(This Wednesday Ann Voskamp hosts a community of those who share about “The Practice of Resurrection.” Below I share an idea that may help resurrect a dead motivation to follow God, resurrect a dead excitement for being fruitful, or resurrect a dead hope of overcoming sin. Click on the Holy Experience badge to read more posts on “The Practice of Resurrection”!)

What do snowball fights, knowing God, and 2 Peter 1:8 have in common?

I live with four family members, and all of them are male.* I still don’t get why snowball fights are fun. Why do they love being pelted with icy globs? To me, it’s like being hunted.

But they have their great fun packing snowballs while I watch (from inside) and take pictures with the window between me and them. I heat water in the kettle and take out the marshmallows so that the hot cocoa will be ready when they come in, red-cheeked and happy.

That’s in winter. In the summer I work with my sons on the simple skills of catching and throwing a baseball. I tell them how to position the mitt. I remind them not to shut their eyes when the ball is coming at them. I show them that if they throw the ball with the right hand, they should step with the left foot (not the right, as they were doing).

Sometimes the progress seems slow. At the beginning of one summer, though, I went to the backyard for one of the first throwing and catching practices of the year. They were much better than I remembered; their skill level was even better than it was end of the previous summer!

Wondering what happened, I told my husband about it. “They got so much better at throwing all of a sudden! I haven’t even been working on it that long!”

Charles’s explanation came immediately. “It’s because of the snowball fights.”

Of course.

Maybe the way to get better at throwing is not so much to “work on” throwing skills. Maybe we should just have snowball fights, and the throwing will improve automatically, almost without thinking about it. Plus, it’s fun.

The Snowball Fight of 2 Peter 1:5-8

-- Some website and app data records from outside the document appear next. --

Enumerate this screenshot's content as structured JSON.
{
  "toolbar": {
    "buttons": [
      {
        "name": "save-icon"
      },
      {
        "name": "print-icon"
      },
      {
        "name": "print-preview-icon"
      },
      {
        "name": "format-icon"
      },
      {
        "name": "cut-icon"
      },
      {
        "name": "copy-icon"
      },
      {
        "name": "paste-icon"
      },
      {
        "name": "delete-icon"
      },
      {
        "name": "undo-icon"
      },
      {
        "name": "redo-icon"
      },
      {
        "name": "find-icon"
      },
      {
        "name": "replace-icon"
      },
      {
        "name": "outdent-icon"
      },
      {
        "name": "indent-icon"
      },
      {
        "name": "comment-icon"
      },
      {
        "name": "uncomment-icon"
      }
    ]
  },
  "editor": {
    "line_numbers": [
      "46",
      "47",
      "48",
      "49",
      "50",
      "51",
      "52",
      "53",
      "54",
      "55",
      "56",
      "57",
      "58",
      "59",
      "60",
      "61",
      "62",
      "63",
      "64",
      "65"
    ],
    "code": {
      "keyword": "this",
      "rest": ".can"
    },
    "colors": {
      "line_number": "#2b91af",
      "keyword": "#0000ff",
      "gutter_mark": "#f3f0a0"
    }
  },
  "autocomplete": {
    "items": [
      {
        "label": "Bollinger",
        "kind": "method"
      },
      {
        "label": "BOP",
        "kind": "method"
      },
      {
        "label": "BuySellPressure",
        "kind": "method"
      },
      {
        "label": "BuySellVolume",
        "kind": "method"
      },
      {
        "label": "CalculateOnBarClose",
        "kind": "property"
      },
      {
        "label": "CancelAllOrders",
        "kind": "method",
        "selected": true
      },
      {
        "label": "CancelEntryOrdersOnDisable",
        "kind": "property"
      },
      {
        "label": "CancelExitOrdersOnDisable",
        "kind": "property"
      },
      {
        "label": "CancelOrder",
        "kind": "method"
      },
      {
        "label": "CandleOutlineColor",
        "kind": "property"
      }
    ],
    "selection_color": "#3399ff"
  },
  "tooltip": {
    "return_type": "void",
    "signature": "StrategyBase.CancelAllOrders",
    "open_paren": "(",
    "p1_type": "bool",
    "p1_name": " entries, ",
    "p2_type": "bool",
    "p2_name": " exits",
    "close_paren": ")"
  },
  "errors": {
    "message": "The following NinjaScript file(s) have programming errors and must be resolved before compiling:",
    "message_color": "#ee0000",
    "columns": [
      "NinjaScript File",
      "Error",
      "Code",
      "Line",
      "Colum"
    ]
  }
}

For if these qualities are yours and are increasing, they render you neither useless nor unfruitful in the true knowledge of our Lord Jesus Christ.
(2 Peter 1:8)

What?! If something will guarantee my usefulness and fruitfulness, then I want to know what it is!

What, then, are “these qualities”? What is the snowball fight?

Now for this reason also, applying all diligence, in your faith supply moral excellence, and in your moral excellence, knowledge; and in your knowledge, self-control, and in your self-control, perseverance, and in your perseverance, godliness; and in your godliness, brotherly kindness, and in your brotherly kindness, love.
(2 Peter 1:5-7)

Instead of fretting over or “working on” being fruitful, I should focus on “these qualities,” things like

moral excellence,

Then (God help me!), the fruitfulness will follow.

The Snowball Fight of Knowing God

Avoiding sin is the throw-and-catch practice. Knowing God is the snowball fight. Maybe the way to get better at conquering sin is not so much to work on avoiding that sin, gritting my teeth and saying, “I won’t sin, I won’t sin, I won’t sin!” Maybe I should just know God better and better, and overcoming the sin will follow as a natural consequence, almost without thinking about it.

And by this we know that we have come to know Him, if we keep His commandments. The one who says, “I have come to know Him,” and does not keep His commandments, is a liar, and the truth is not in him…

No one who abides in Him sins; no one who sins has seen Him or knows Him.
(1 John 2:3-4 and 3:6)

I think it’s worth a try. Plus, knowing God better is fun.

*Note: If you’ve read my previous post for a book club on writing, you will have noticed that a large part of this post is identical. But the thoughts above on knowing God and 2 Peter 1:8 came before the thoughts on writing. I suppose, if I consider what Laura Boggess said: “Good writing requires living well,” then it’s not surprising that the snowball-fight insights would apply in multiple areas!